Another source of evil is the gradual enlargement of the ground covered by some of the fundamental studies, such as arithmetic and geography, until their increased proportions overbear everything else, and create a prejudice against studies, which would otherwise find ample room and opportunity. But this topic has been so fully treated by Mr. RICKOFF that I forbear to enlarge upon it.
At this point let me ask, who are conspicuous in making this outcry against the schools ? There are several classes of the opponents of the new
First come some of the parents and friends of the scholars, with the complaint that there are too many studies to which I have already referred. Again, there are the prejudiced conservatives who are wedded to old methods because they reluct from anything new, and there. fore are intolerant of attempts at reform. In the third place there are lazy old teachers and indifferent young ones, who hate the exertion which the new methods require. Fourth, there are the rigidly-philosophical minds which insist that oral teaching, especially in science, can bear no exact and determinate fruit and is, therefore, worthless. Only the first and last of these classes merit any attention.
I wish to say a few words about the oral lessons of our grammar schools. These are intended to give the scholars, most of whom will never receive any education beyond that obtained in the grammar schools, some conception of the great truths of nature, of science, and of art, which have so much to do with the commonest facts of daily life; something about the structure and uses of the vegetable world ; about animals, their habits and benefit to man; about the mechanical powers and their applications to human advantage; about the steam-engine, the telegraph, and so forward. It has been arranged in the better school systems that this instruction shall be given orally, at stated intervals, to avoid the multiplication of studies; and I have already adverted to the unfortunate mistake which has been made in many quarters, of elaborating a programme for these lessons so scientific and technical as to demand positive lesson-learning for its accomplishment with any degree of effectiveness. This it is which has created the charges which prevail as to ridiculous teaching of ologies and osophies. Had there been no exaggerated pretence of scientific instruction-had abstract philosophical principles and formidable technicalities been avoided, and only common and familiar applications of science been cared for, admirable results would have been secured and vexatious misconstructions prevented.
“But,” say the scientists, "inexact scientific knowledge is worse than nothing; and all knowledge obtained orally is confused and inexact.”
This ground is both true and untrue. I frankly admit that any one who expects accurate knowledge to be obtained through oral instruction, so as to be fairly made the subject of critical examination by the ordinary tests, will find himself wofully mistaken.
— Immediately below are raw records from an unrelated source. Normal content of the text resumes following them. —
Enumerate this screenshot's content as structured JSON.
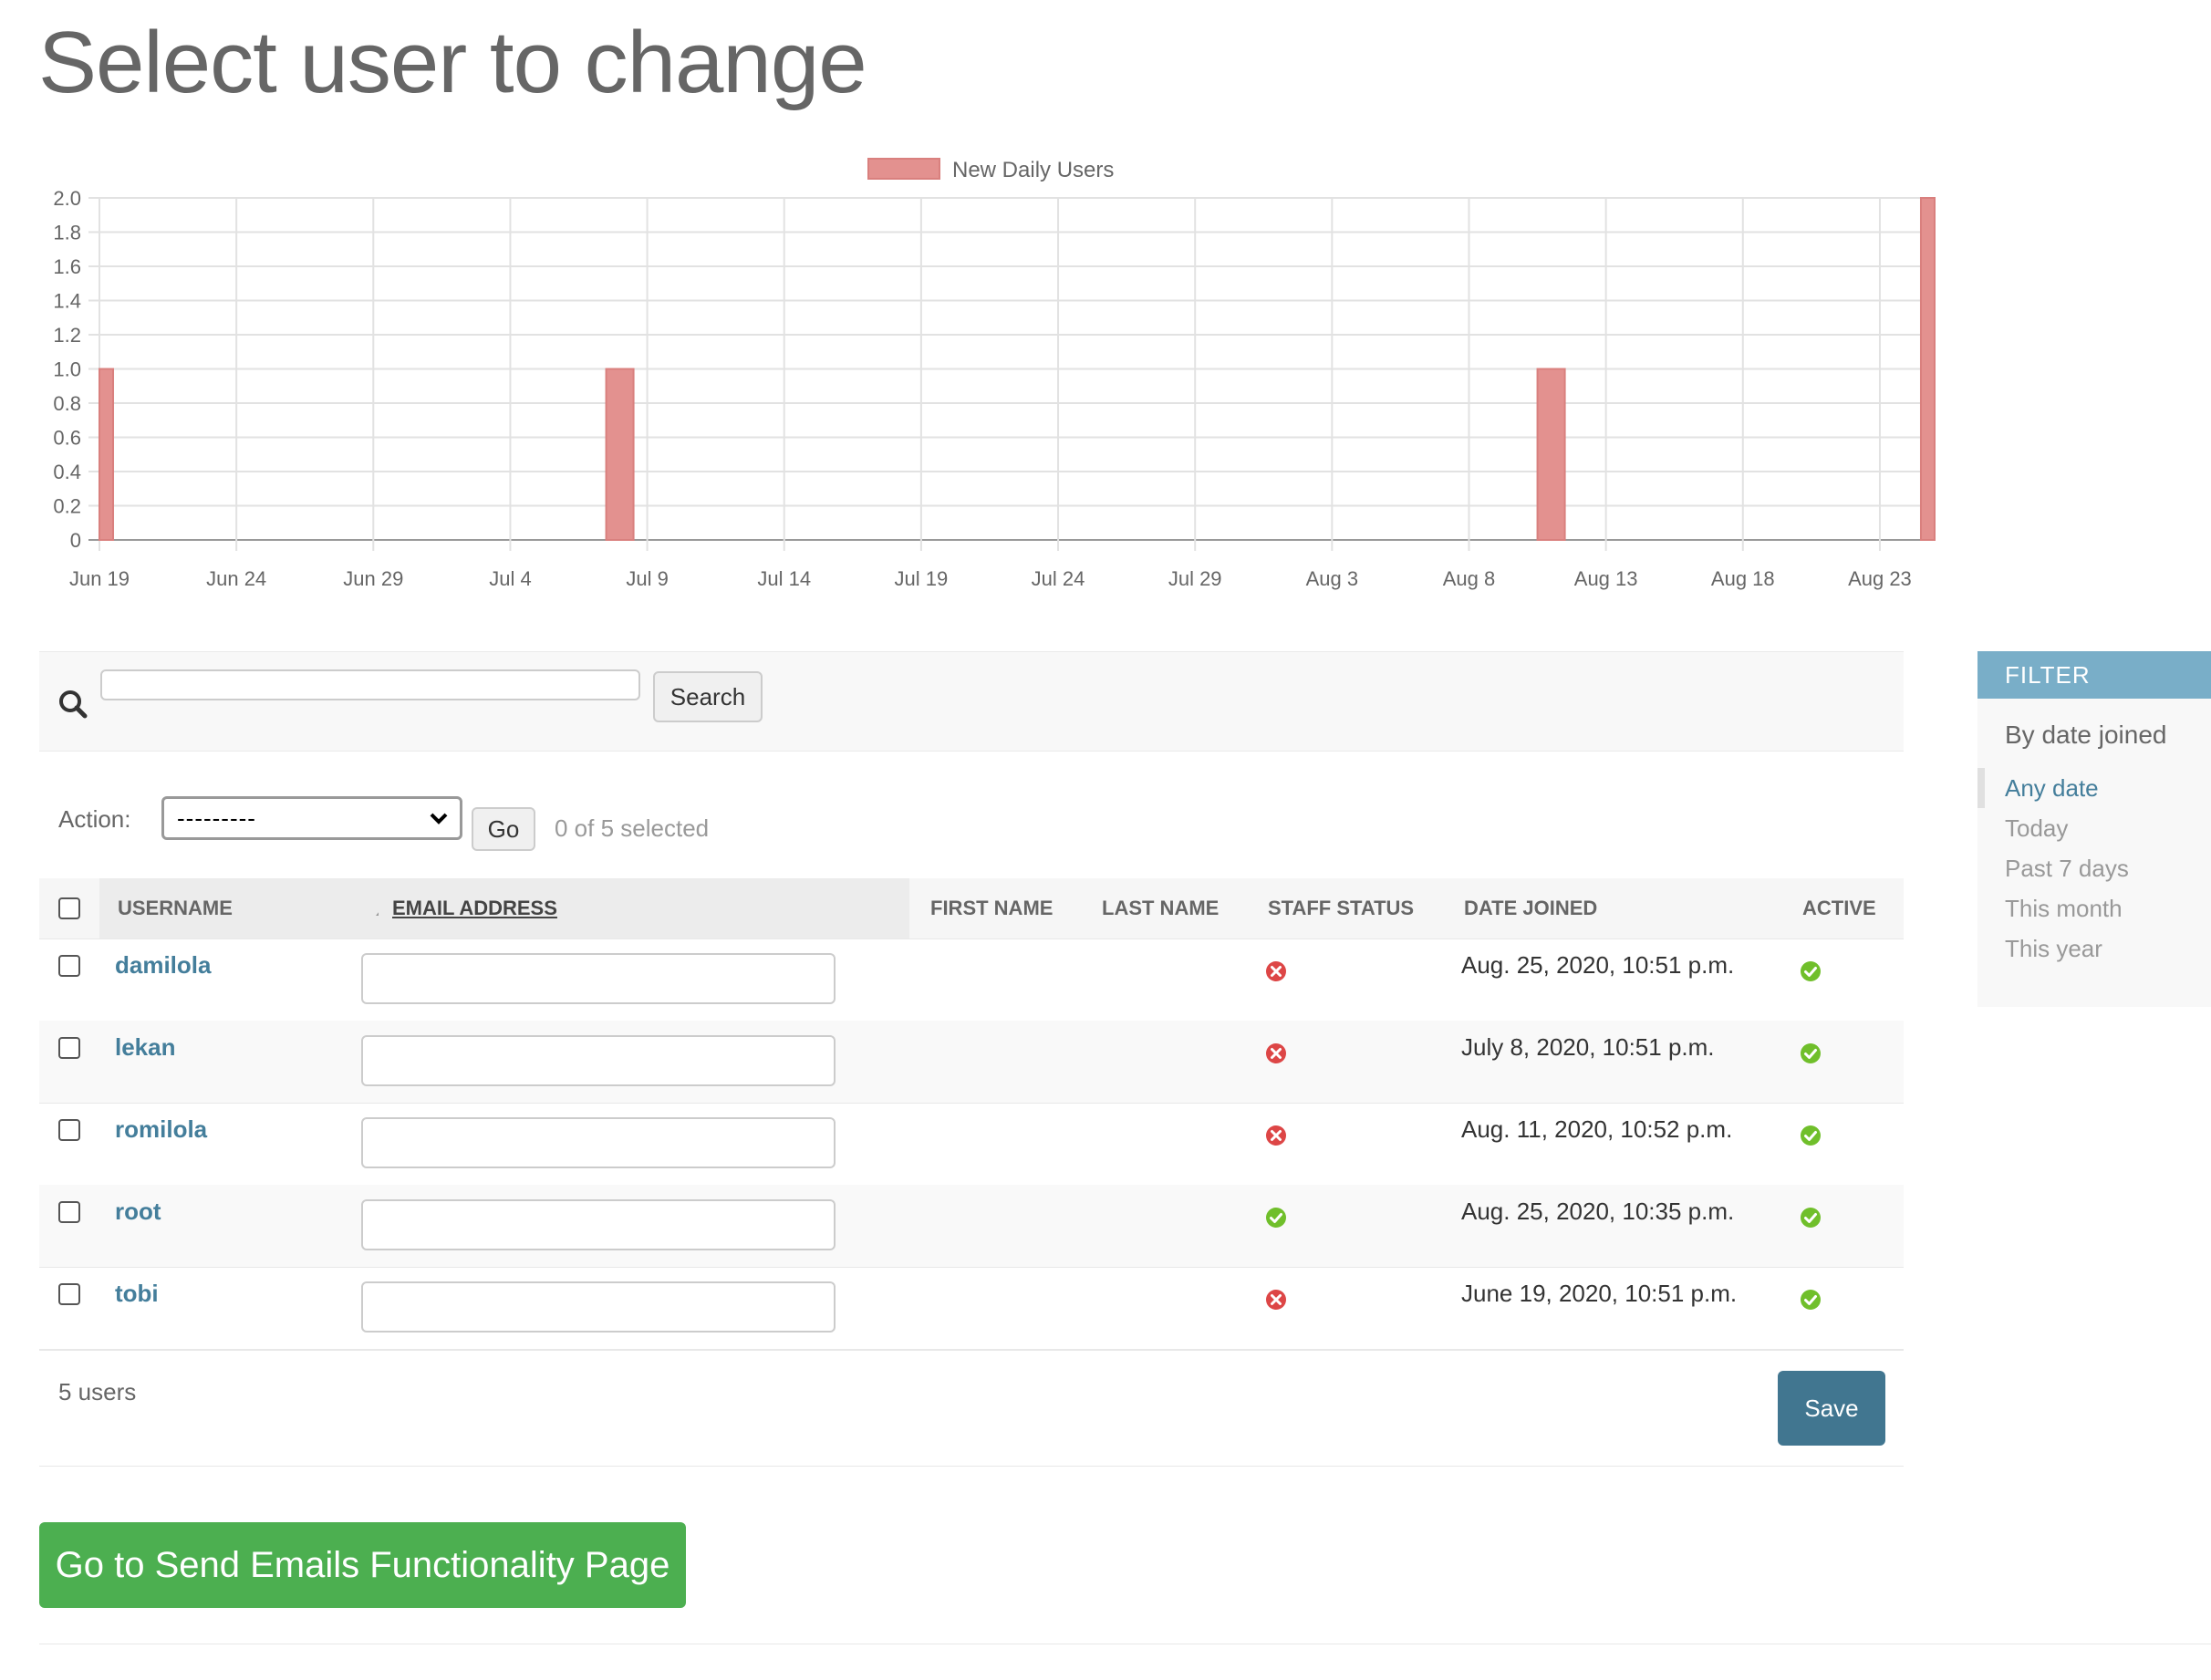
{
  "page": {
    "title": "Select user to change"
  },
  "chart_data": {
    "type": "bar",
    "title": "",
    "legend": [
      "New Daily Users"
    ],
    "legend_position": "top-center",
    "x_tick_labels": [
      "Jun 19",
      "Jun 24",
      "Jun 29",
      "Jul 4",
      "Jul 9",
      "Jul 14",
      "Jul 19",
      "Jul 24",
      "Jul 29",
      "Aug 3",
      "Aug 8",
      "Aug 13",
      "Aug 18",
      "Aug 23"
    ],
    "y_tick_labels": [
      "0",
      "0.2",
      "0.4",
      "0.6",
      "0.8",
      "1.0",
      "1.2",
      "1.4",
      "1.6",
      "1.8",
      "2.0"
    ],
    "ylim": [
      0,
      2.0
    ],
    "grid": true,
    "color": "#e3918f",
    "series": [
      {
        "name": "New Daily Users",
        "points": [
          {
            "x": "Jun 19",
            "y": 1
          },
          {
            "x": "Jul 8",
            "y": 1
          },
          {
            "x": "Aug 11",
            "y": 1
          },
          {
            "x": "Aug 25",
            "y": 2
          }
        ]
      }
    ]
  },
  "search": {
    "button_label": "Search",
    "value": ""
  },
  "actions": {
    "label": "Action:",
    "selected": "---------",
    "go_label": "Go",
    "selection_text": "0 of 5 selected"
  },
  "table": {
    "headers": {
      "username": "USERNAME",
      "email": "EMAIL ADDRESS",
      "first_name": "FIRST NAME",
      "last_name": "LAST NAME",
      "staff_status": "STAFF STATUS",
      "date_joined": "DATE JOINED",
      "active": "ACTIVE"
    },
    "rows": [
      {
        "username": "damilola",
        "email": "",
        "staff": false,
        "date_joined": "Aug. 25, 2020, 10:51 p.m.",
        "active": true
      },
      {
        "username": "lekan",
        "email": "",
        "staff": false,
        "date_joined": "July 8, 2020, 10:51 p.m.",
        "active": true
      },
      {
        "username": "romilola",
        "email": "",
        "staff": false,
        "date_joined": "Aug. 11, 2020, 10:52 p.m.",
        "active": true
      },
      {
        "username": "root",
        "email": "",
        "staff": true,
        "date_joined": "Aug. 25, 2020, 10:35 p.m.",
        "active": true
      },
      {
        "username": "tobi",
        "email": "",
        "staff": false,
        "date_joined": "June 19, 2020, 10:51 p.m.",
        "active": true
      }
    ],
    "count_text": "5 users",
    "save_label": "Save"
  },
  "send_emails_button": "Go to Send Emails Functionality Page",
  "filter": {
    "heading": "FILTER",
    "subheading": "By date joined",
    "options": [
      "Any date",
      "Today",
      "Past 7 days",
      "This month",
      "This year"
    ],
    "selected": "Any date"
  },
  "colors": {
    "link": "#447e9b",
    "filter_header": "#79aec8",
    "save": "#417690",
    "green_button": "#4caf50",
    "no_icon": "#dd4646",
    "yes_icon": "#70bf2b"
  }
}
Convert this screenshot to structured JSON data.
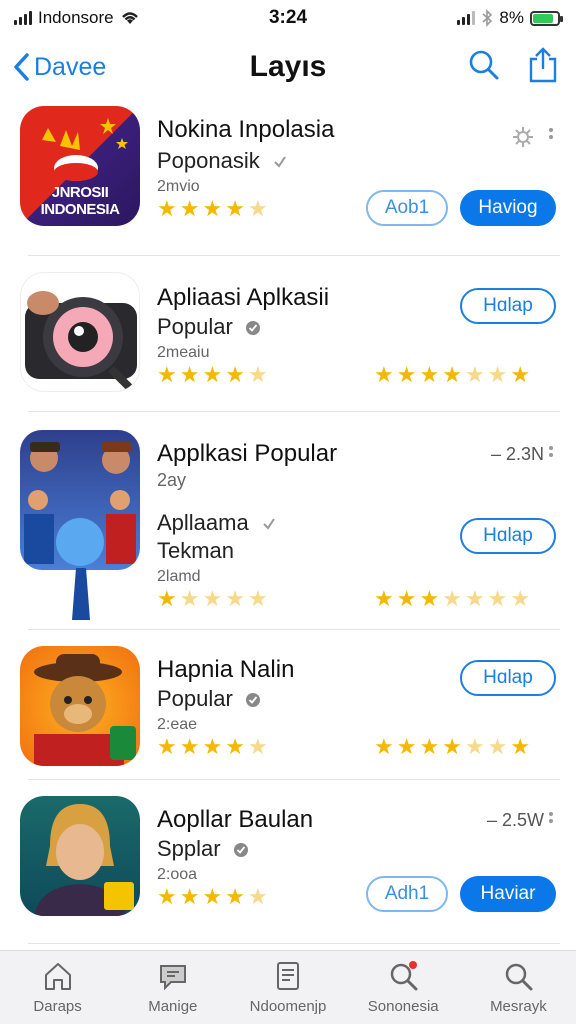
{
  "status": {
    "carrier": "Indonsore",
    "time": "3:24",
    "battery": "8%"
  },
  "nav": {
    "back_label": "Davee",
    "title": "Layıs"
  },
  "apps": [
    {
      "name": "Nokina Inpolasia",
      "subtitle": "Poponasik",
      "meta": "2mvio",
      "rating": 4.5,
      "icon_label": "JNROSII INDONESIA",
      "buttons": [
        "Aob1",
        "Haviog"
      ]
    },
    {
      "name": "Apliaasi Aplkasii",
      "subtitle": "Popular",
      "meta": "2meaiu",
      "rating": 4.5,
      "rating_right": 5,
      "buttons": [
        "Hɑlap"
      ]
    },
    {
      "name": "Applkasi Popular",
      "subtitle": "Apllaama",
      "subtitle2": "Tekman",
      "extra": "2ay",
      "meta": "2lamd",
      "size": "– 2.3N",
      "rating": 1,
      "rating_right": 3.5,
      "buttons": [
        "Hɑlap"
      ]
    },
    {
      "name": "Hapnia Nalin",
      "subtitle": "Popular",
      "meta": "2:eae",
      "rating": 4.5,
      "rating_right": 5,
      "buttons": [
        "Hɑlap"
      ]
    },
    {
      "name": "Aopllar Baulan",
      "subtitle": "Spplar",
      "meta": "2:ooa",
      "size": "– 2.5W",
      "rating": 4.5,
      "buttons": [
        "Adh1",
        "Haviar"
      ]
    }
  ],
  "tabs": [
    "Daraps",
    "Manige",
    "Ndoomenjp",
    "Sononesia",
    "Mesrayk"
  ],
  "colors": {
    "accent": "#0a78e8",
    "star": "#f5b800"
  }
}
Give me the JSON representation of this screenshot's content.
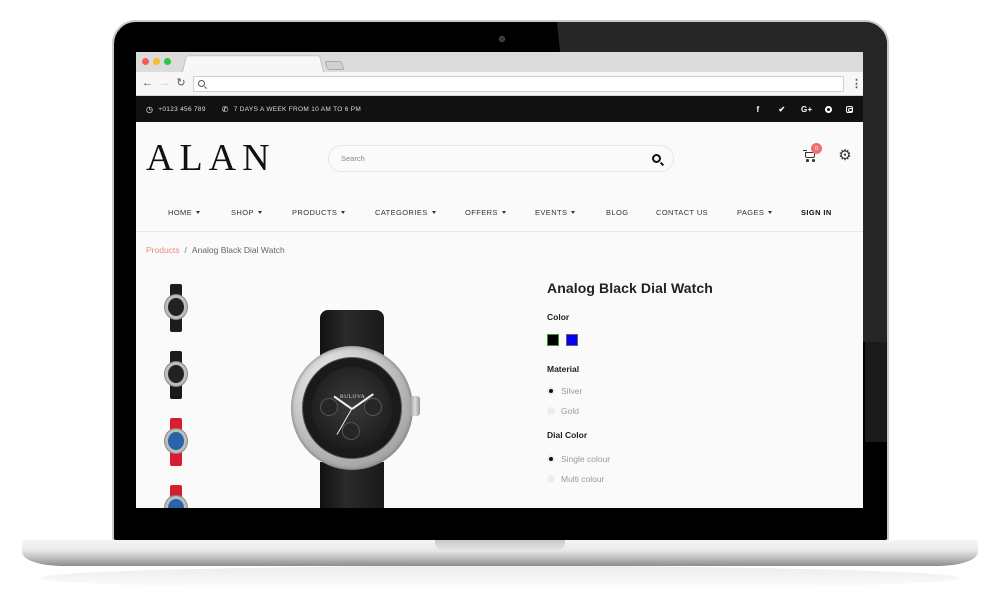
{
  "browser": {
    "traffic_lights": [
      "#f25f58",
      "#f8bc2f",
      "#2dc840"
    ],
    "url": "",
    "back_icon": "←",
    "forward_icon": "→",
    "reload_icon": "↻",
    "menu_icon": "⋮"
  },
  "topbar": {
    "phone": "+0123 456 789",
    "hours": "7 DAYS A WEEK FROM 10 AM TO 6 PM",
    "socials": [
      {
        "name": "facebook",
        "glyph": "f"
      },
      {
        "name": "twitter",
        "glyph": "🐦"
      },
      {
        "name": "google-plus",
        "glyph": "G+"
      },
      {
        "name": "pinterest",
        "glyph": ""
      },
      {
        "name": "instagram",
        "glyph": ""
      }
    ]
  },
  "header": {
    "logo": "ALAN",
    "search_placeholder": "Search",
    "cart_count": "0",
    "settings_icon": "⚙"
  },
  "nav": {
    "items": [
      {
        "label": "HOME",
        "dropdown": true
      },
      {
        "label": "SHOP",
        "dropdown": true
      },
      {
        "label": "PRODUCTS",
        "dropdown": true
      },
      {
        "label": "CATEGORIES",
        "dropdown": true
      },
      {
        "label": "OFFERS",
        "dropdown": true
      },
      {
        "label": "EVENTS",
        "dropdown": true
      },
      {
        "label": "BLOG",
        "dropdown": false
      },
      {
        "label": "CONTACT US",
        "dropdown": false
      },
      {
        "label": "PAGES",
        "dropdown": true
      },
      {
        "label": "SIGN IN",
        "dropdown": false,
        "bold": true
      }
    ]
  },
  "breadcrumb": {
    "parent": "Products",
    "separator": "/",
    "current": "Analog Black Dial Watch"
  },
  "gallery": {
    "thumbnails": [
      {
        "strap": "#1b1b1b",
        "dial": "#222222"
      },
      {
        "strap": "#1b1b1b",
        "dial": "#222222"
      },
      {
        "strap": "#d62030",
        "dial": "#2a63a8"
      },
      {
        "strap": "#d62030",
        "dial": "#2a63a8"
      }
    ],
    "main_brand": "BULOVA"
  },
  "product": {
    "title": "Analog Black Dial Watch",
    "color_label": "Color",
    "colors": [
      {
        "name": "black",
        "hex": "#000000",
        "selected": true
      },
      {
        "name": "blue",
        "hex": "#0000ff",
        "selected": false
      }
    ],
    "material_label": "Material",
    "materials": [
      {
        "label": "Silver",
        "checked": true
      },
      {
        "label": "Gold",
        "checked": false
      }
    ],
    "dial_color_label": "Dial Color",
    "dial_colors": [
      {
        "label": "Single colour",
        "checked": true
      },
      {
        "label": "Multi colour",
        "checked": false
      }
    ]
  }
}
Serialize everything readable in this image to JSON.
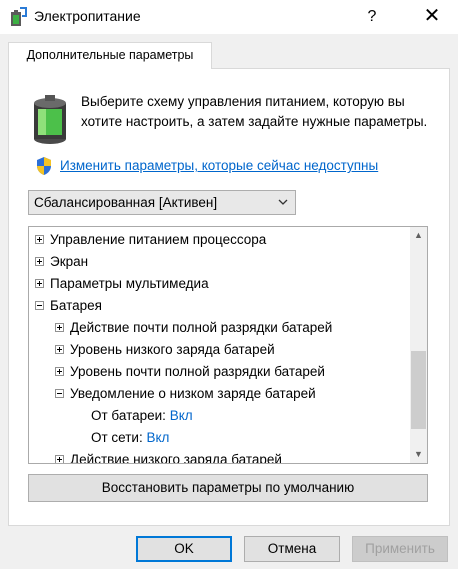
{
  "window": {
    "title": "Электропитание",
    "help_label": "?",
    "close_label": "✕"
  },
  "tab": {
    "label": "Дополнительные параметры"
  },
  "description": "Выберите схему управления питанием, которую вы хотите настроить, а затем задайте нужные параметры.",
  "change_settings_link": "Изменить параметры, которые сейчас недоступны",
  "scheme": {
    "selected": "Сбалансированная [Активен]"
  },
  "tree": {
    "items": [
      {
        "label": "Управление питанием процессора",
        "expander": "plus"
      },
      {
        "label": "Экран",
        "expander": "plus"
      },
      {
        "label": "Параметры мультимедиа",
        "expander": "plus"
      },
      {
        "label": "Батарея",
        "expander": "minus"
      },
      {
        "label": "Действие почти полной разрядки батарей",
        "expander": "plus"
      },
      {
        "label": "Уровень низкого заряда батарей",
        "expander": "plus"
      },
      {
        "label": "Уровень почти полной разрядки батарей",
        "expander": "plus"
      },
      {
        "label": "Уведомление о низком заряде батарей",
        "expander": "minus"
      },
      {
        "label": "От батареи:",
        "value": "Вкл"
      },
      {
        "label": "От сети:",
        "value": "Вкл"
      },
      {
        "label": "Действие низкого заряда батарей",
        "expander": "plus"
      }
    ]
  },
  "buttons": {
    "restore": "Восстановить параметры по умолчанию",
    "ok": "OK",
    "cancel": "Отмена",
    "apply": "Применить"
  },
  "icons": {
    "app": "power-options-icon",
    "battery": "battery-icon",
    "shield": "uac-shield-icon"
  },
  "colors": {
    "link": "#0066cc",
    "focus": "#0078d7"
  }
}
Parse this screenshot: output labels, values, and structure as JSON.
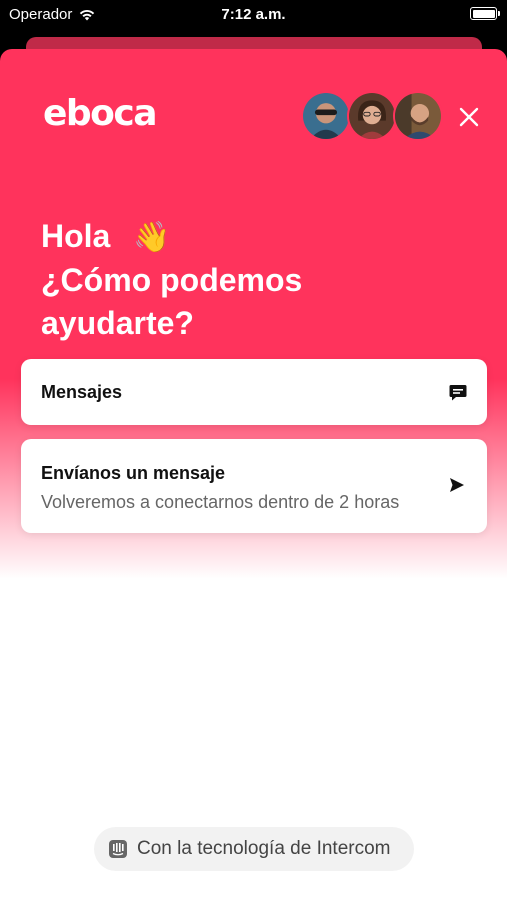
{
  "status_bar": {
    "carrier": "Operador",
    "time": "7:12 a.m."
  },
  "header": {
    "logo_text": "eboca",
    "avatars": [
      "avatar-1",
      "avatar-2",
      "avatar-3"
    ]
  },
  "greeting": {
    "line1": "Hola",
    "wave_emoji": "👋",
    "line2": "¿Cómo podemos",
    "line3": "ayudarte?"
  },
  "cards": {
    "messages": {
      "title": "Mensajes",
      "icon": "message-icon"
    },
    "send_message": {
      "title": "Envíanos un mensaje",
      "subtitle": "Volveremos a conectarnos dentro de 2 horas",
      "icon": "send-icon"
    }
  },
  "footer": {
    "powered_by": "Con la tecnología de Intercom",
    "icon": "intercom-icon"
  },
  "colors": {
    "brand": "#ff335c",
    "back_sheet": "#c02a48",
    "card_bg": "#ffffff",
    "text_dark": "#111111",
    "text_muted": "#666666"
  }
}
To illustrate this I will read some results of written examinations held in the London public schools. They are authentic, and I have been sorry to hear it asserted that they can easily be matched in many a public school in America, The spelling corresponds with the knowledge:-